### GOAL OF THE EXERCISE
Go through the data below and count every line that has the word "will". Return only the count.

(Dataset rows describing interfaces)

▼▼▼

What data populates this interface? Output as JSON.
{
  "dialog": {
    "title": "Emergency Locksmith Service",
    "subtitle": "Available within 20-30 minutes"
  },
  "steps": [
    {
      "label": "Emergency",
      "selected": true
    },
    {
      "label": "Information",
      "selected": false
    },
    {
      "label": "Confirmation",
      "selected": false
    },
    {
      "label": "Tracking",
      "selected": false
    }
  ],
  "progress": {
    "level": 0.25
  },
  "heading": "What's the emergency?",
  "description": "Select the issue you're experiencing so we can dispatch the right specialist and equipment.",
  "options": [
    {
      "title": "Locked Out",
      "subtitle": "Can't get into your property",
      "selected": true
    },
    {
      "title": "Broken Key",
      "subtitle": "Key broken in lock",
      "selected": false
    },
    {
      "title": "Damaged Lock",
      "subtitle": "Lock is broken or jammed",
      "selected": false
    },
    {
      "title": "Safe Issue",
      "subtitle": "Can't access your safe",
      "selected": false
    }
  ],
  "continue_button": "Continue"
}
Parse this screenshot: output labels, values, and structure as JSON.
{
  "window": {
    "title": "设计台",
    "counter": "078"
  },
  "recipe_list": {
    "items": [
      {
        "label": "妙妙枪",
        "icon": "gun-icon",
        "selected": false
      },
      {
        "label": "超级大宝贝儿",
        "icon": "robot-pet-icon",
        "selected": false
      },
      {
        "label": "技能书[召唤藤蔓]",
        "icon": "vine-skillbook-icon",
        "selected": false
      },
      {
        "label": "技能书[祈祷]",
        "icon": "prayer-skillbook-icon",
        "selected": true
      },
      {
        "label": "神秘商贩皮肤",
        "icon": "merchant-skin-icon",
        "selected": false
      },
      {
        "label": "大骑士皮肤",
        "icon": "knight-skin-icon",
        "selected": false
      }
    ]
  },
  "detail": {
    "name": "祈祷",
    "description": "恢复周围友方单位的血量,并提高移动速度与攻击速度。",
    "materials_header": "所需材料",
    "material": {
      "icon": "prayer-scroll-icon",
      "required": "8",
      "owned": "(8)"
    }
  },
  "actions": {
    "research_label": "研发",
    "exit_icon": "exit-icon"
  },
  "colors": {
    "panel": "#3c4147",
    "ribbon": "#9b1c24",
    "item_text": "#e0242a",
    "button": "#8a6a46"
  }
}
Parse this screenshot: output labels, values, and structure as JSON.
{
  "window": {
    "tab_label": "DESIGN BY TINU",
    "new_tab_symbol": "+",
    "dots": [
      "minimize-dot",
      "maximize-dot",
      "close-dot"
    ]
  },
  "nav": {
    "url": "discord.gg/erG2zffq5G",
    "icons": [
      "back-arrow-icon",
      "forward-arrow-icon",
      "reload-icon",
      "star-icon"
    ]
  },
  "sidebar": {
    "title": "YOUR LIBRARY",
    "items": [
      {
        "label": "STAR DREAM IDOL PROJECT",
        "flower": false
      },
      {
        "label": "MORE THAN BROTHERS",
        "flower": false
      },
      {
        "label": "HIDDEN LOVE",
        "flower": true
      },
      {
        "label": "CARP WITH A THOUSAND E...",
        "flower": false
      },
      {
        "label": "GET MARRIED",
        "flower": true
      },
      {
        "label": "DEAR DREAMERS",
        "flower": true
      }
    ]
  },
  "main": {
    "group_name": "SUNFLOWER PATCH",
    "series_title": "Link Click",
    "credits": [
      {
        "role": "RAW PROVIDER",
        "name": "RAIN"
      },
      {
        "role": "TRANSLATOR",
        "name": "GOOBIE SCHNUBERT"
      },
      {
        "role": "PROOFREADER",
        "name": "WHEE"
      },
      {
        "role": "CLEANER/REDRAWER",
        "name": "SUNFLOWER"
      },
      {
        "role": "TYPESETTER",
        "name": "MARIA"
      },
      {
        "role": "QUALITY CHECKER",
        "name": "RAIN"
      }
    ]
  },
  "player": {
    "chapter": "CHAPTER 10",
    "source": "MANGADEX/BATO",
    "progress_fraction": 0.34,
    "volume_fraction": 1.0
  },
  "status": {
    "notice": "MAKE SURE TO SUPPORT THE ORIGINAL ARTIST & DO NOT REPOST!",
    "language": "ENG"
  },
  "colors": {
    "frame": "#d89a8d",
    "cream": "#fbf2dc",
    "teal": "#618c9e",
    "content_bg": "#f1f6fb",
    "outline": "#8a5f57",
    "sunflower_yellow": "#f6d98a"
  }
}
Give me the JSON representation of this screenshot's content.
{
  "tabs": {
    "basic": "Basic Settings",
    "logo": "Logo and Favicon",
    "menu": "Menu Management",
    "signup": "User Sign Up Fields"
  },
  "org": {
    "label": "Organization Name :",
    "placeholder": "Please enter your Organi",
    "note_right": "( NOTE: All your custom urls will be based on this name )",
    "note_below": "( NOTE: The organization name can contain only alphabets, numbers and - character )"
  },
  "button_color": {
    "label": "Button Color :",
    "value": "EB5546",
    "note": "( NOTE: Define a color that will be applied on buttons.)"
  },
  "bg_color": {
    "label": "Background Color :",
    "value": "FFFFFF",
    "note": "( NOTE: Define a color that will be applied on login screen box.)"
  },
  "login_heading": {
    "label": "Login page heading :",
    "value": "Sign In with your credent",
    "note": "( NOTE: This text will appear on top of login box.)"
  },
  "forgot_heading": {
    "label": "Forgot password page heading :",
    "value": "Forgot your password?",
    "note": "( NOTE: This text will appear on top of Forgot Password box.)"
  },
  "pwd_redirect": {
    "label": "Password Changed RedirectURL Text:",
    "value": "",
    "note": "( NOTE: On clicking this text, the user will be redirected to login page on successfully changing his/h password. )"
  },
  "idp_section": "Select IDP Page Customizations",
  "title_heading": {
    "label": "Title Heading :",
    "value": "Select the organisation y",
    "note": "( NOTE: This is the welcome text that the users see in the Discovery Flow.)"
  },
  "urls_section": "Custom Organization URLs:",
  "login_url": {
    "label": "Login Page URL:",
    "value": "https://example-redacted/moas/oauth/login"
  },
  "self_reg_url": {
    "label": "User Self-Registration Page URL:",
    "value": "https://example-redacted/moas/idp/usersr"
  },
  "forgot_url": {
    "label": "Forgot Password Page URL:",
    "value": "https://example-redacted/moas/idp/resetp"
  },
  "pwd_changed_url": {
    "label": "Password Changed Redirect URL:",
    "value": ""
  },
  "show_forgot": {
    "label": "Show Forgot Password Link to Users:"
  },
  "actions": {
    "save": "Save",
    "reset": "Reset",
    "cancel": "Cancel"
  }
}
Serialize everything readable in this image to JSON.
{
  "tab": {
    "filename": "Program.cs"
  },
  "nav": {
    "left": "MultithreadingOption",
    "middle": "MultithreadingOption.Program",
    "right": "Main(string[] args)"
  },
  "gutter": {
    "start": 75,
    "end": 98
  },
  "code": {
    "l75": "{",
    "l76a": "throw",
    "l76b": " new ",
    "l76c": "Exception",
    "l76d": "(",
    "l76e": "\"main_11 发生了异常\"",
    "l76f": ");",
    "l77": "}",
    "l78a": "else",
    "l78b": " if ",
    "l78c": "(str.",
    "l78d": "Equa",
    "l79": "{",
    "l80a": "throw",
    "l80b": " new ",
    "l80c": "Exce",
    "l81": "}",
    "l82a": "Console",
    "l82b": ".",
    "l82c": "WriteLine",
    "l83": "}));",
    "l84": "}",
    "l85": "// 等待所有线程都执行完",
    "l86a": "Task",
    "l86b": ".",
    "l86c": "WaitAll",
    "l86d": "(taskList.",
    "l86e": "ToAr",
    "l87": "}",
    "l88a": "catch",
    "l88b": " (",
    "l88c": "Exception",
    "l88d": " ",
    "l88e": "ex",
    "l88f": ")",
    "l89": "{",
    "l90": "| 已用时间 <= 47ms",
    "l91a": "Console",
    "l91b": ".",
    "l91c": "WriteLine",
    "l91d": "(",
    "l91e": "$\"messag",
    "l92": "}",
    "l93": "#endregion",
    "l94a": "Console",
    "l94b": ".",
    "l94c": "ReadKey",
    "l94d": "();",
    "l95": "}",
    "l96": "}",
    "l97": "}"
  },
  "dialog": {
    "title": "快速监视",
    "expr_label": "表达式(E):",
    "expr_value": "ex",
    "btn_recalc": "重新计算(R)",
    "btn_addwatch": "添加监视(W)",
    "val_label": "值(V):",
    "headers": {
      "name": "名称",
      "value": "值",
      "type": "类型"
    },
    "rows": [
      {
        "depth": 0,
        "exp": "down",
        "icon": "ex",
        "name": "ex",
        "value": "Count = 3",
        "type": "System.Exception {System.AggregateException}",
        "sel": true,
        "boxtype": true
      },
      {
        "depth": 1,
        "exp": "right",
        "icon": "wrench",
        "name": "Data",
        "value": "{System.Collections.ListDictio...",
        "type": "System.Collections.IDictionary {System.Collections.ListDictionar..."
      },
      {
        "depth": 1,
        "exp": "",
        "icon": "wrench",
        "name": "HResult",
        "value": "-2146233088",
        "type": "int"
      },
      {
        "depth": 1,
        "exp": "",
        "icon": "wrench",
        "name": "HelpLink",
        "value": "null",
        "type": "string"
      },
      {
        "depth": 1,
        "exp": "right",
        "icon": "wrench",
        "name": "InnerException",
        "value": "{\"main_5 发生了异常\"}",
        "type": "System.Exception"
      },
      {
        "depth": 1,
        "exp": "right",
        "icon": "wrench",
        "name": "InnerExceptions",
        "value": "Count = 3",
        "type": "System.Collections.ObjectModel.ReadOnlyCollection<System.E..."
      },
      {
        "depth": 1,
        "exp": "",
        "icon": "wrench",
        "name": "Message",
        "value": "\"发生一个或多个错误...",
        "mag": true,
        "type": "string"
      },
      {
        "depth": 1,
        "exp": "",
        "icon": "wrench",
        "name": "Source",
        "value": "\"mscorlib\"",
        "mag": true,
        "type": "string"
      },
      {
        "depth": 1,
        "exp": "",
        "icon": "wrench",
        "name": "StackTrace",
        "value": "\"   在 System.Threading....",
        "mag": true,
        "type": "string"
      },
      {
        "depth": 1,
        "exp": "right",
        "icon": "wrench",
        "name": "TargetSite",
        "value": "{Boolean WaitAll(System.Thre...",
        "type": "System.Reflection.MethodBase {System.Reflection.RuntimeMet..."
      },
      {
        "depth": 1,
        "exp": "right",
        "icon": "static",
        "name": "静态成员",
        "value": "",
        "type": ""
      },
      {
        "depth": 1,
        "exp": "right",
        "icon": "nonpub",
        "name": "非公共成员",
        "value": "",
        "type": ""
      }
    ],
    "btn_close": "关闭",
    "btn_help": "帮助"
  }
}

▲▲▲

### RESPONSE AREA
6